Fuhlendorf v. Isilon Systems, Inc., 5772-VCN (Del. Ch. Feb. 8, 2011), read the Special Master’s Report by Lawrence Ashby here. Also, on July  22, 2011, the Court issued a letter ruling that addressed who would pay the fees of the Special Master and nuances of the procedure established to present claims to the Special Master.

This decision in an advancement case pending in the Delaware Court of Chancery was made by a veteran Chancery Court practitioner who is widely respected and who was chosen to address the minutiae and the nuances of the contested amount of fees and expenses charged in a matter where advancement was required but there was a dispute about the reasonableness of the fees and costs claimed. The Court in advancement cases does not want to be in the position of reviewing monthly bills after an initial decision to award advancement has been made, so it is not uncommon for a highly regarded member of the Bar to serve as a special master to resolve those quotidian but important details.

This is a very useful decision that provides in a practical and minute fashion the types of expenses that will be typically allowed in advancement cases, from the number of lawyers who can attend a deposition (two if actively defending or taking), to whether “working lunches” in one’s office should be included as part of the costs advanced (typically no if you would not charge the client otherwise) to the hourly rates of paralegals and associates that would be appropriate depending on the task. Extensive quotations from, and application of, the reasoning in the the Chancery Court’s advancement decisions in the DeLucca; Duthie and Fasciana cases play a prominent role in this report, that is a “must read” for anyone handling an advancement case or involved in advancement litigation in the Delaware Court of Chancery.

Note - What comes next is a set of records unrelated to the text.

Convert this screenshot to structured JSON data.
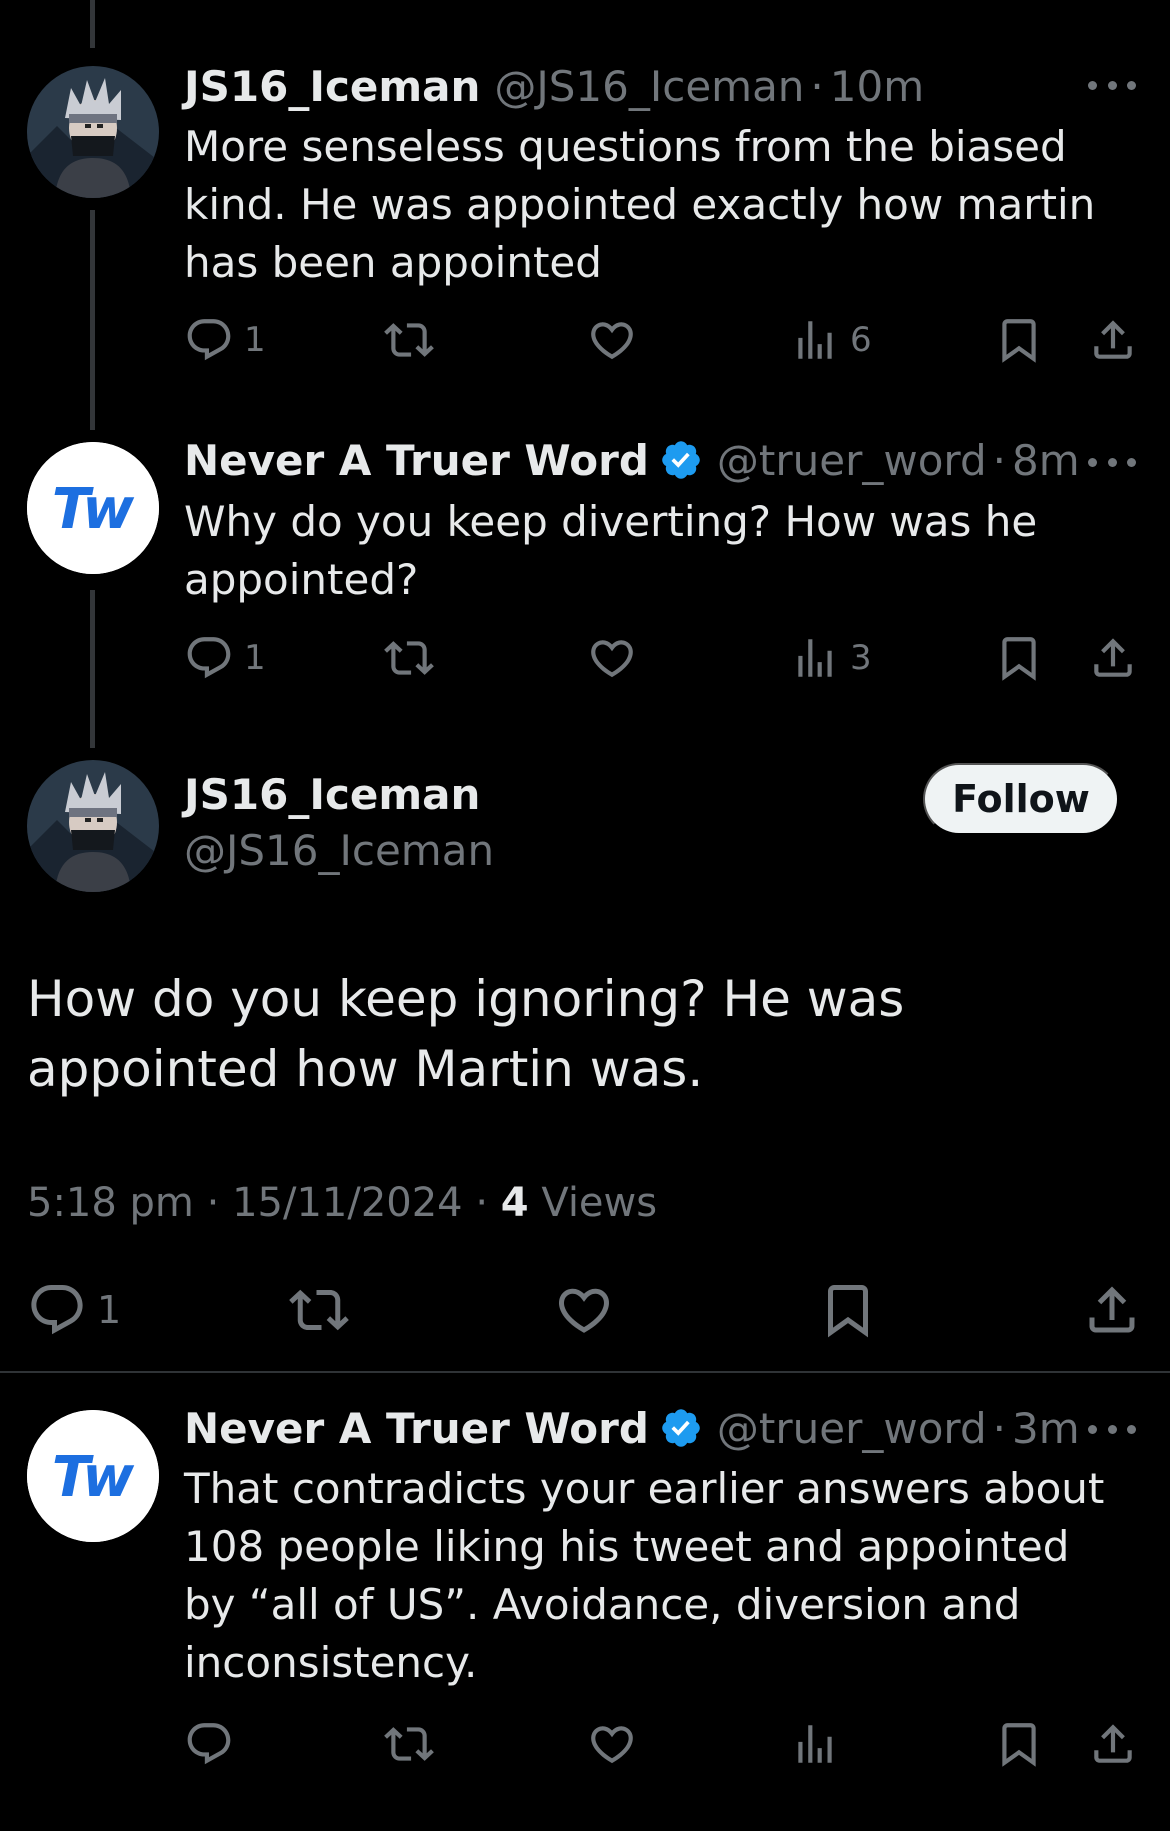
{
  "tweets": [
    {
      "display_name": "JS16_Iceman",
      "verified": false,
      "handle": "@JS16_Iceman",
      "separator": "·",
      "time": "10m",
      "text": "More senseless questions from the biased kind. He was appointed exactly how martin has been appointed",
      "reply_count": "1",
      "retweet_count": "",
      "like_count": "",
      "views_count": "6"
    },
    {
      "display_name": "Never A Truer Word",
      "verified": true,
      "handle": "@truer_word",
      "separator": "·",
      "time": "8m",
      "text": "Why do you keep diverting? How was he appointed?",
      "reply_count": "1",
      "retweet_count": "",
      "like_count": "",
      "views_count": "3"
    },
    {
      "display_name": "Never A Truer Word",
      "verified": true,
      "handle": "@truer_word",
      "separator": "·",
      "time": "3m",
      "text": "That contradicts your earlier answers about 108 people liking his tweet and appointed by “all of US”. Avoidance, diversion and inconsistency.",
      "reply_count": "",
      "retweet_count": "",
      "like_count": "",
      "views_count": ""
    }
  ],
  "focused_tweet": {
    "display_name": "JS16_Iceman",
    "handle": "@JS16_Iceman",
    "follow_label": "Follow",
    "text": "How do you keep ignoring? He was appointed how Martin was.",
    "time": "5:18 pm",
    "date": "15/11/2024",
    "separator": "·",
    "views_count": "4",
    "views_label": "Views",
    "reply_count": "1"
  },
  "avatar_logo_text": "Tw",
  "icons": {
    "reply": "reply-icon",
    "retweet": "retweet-icon",
    "like": "heart-icon",
    "views": "views-chart-icon",
    "bookmark": "bookmark-icon",
    "share": "share-icon",
    "more": "more-dots-icon",
    "verified": "verified-badge-icon"
  },
  "colors": {
    "background": "#000000",
    "primary_text": "#e7e9ea",
    "secondary_text": "#71767b",
    "verified_blue": "#1d9bf0",
    "follow_button_bg": "#eff3f4",
    "follow_button_text": "#0f1419",
    "logo_blue": "#1d6fe0"
  }
}
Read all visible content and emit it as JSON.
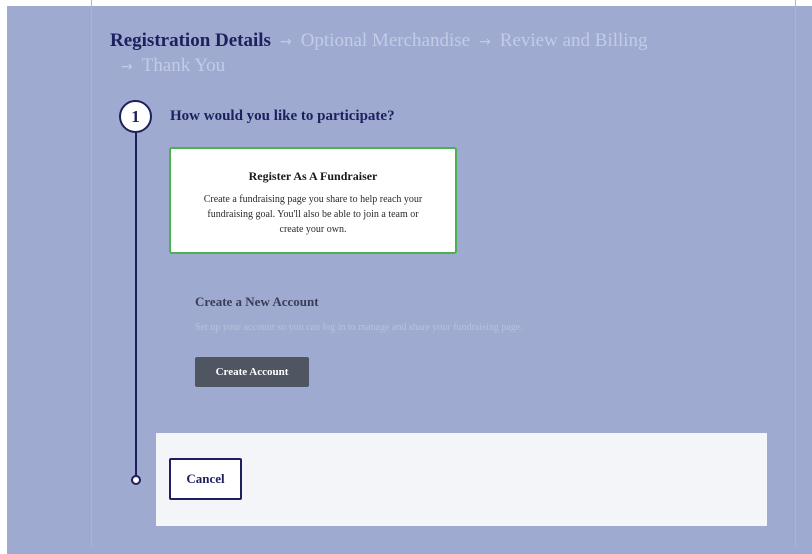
{
  "breadcrumb": {
    "steps": [
      {
        "label": "Registration Details",
        "active": true
      },
      {
        "label": "Optional Merchandise",
        "active": false
      },
      {
        "label": "Review and Billing",
        "active": false
      },
      {
        "label": "Thank You",
        "active": false
      }
    ],
    "separator_icon": "arrow-right-icon",
    "separator_glyph": "→"
  },
  "step": {
    "number": "1",
    "question": "How would you like to participate?"
  },
  "option": {
    "title": "Register As A Fundraiser",
    "description": "Create a fundraising page you share to help reach your fundraising goal. You'll also be able to join a team or create your own.",
    "selected": true
  },
  "account": {
    "title": "Create a New Account",
    "description": "Set up your account so you can log in to manage and share your fundraising page.",
    "button_label": "Create Account"
  },
  "footer": {
    "cancel_label": "Cancel"
  },
  "colors": {
    "background": "#9eaacf",
    "primary_navy": "#1e1f5e",
    "selected_border": "#4caf50",
    "button_dark": "#4f5661",
    "footer_panel": "#f3f5f8"
  }
}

Another advancement case referred to in the report is Katzman v. Comprehensive Care Corp., C.A. No. 589-VCL(Del. Ch.),  which was cited at page 9 of the above linked Special Master’s Report (for a transcript ruling) for the proposition that advancement cases can be decided on the pleadings. The Final Order and Judgment in that case is available here.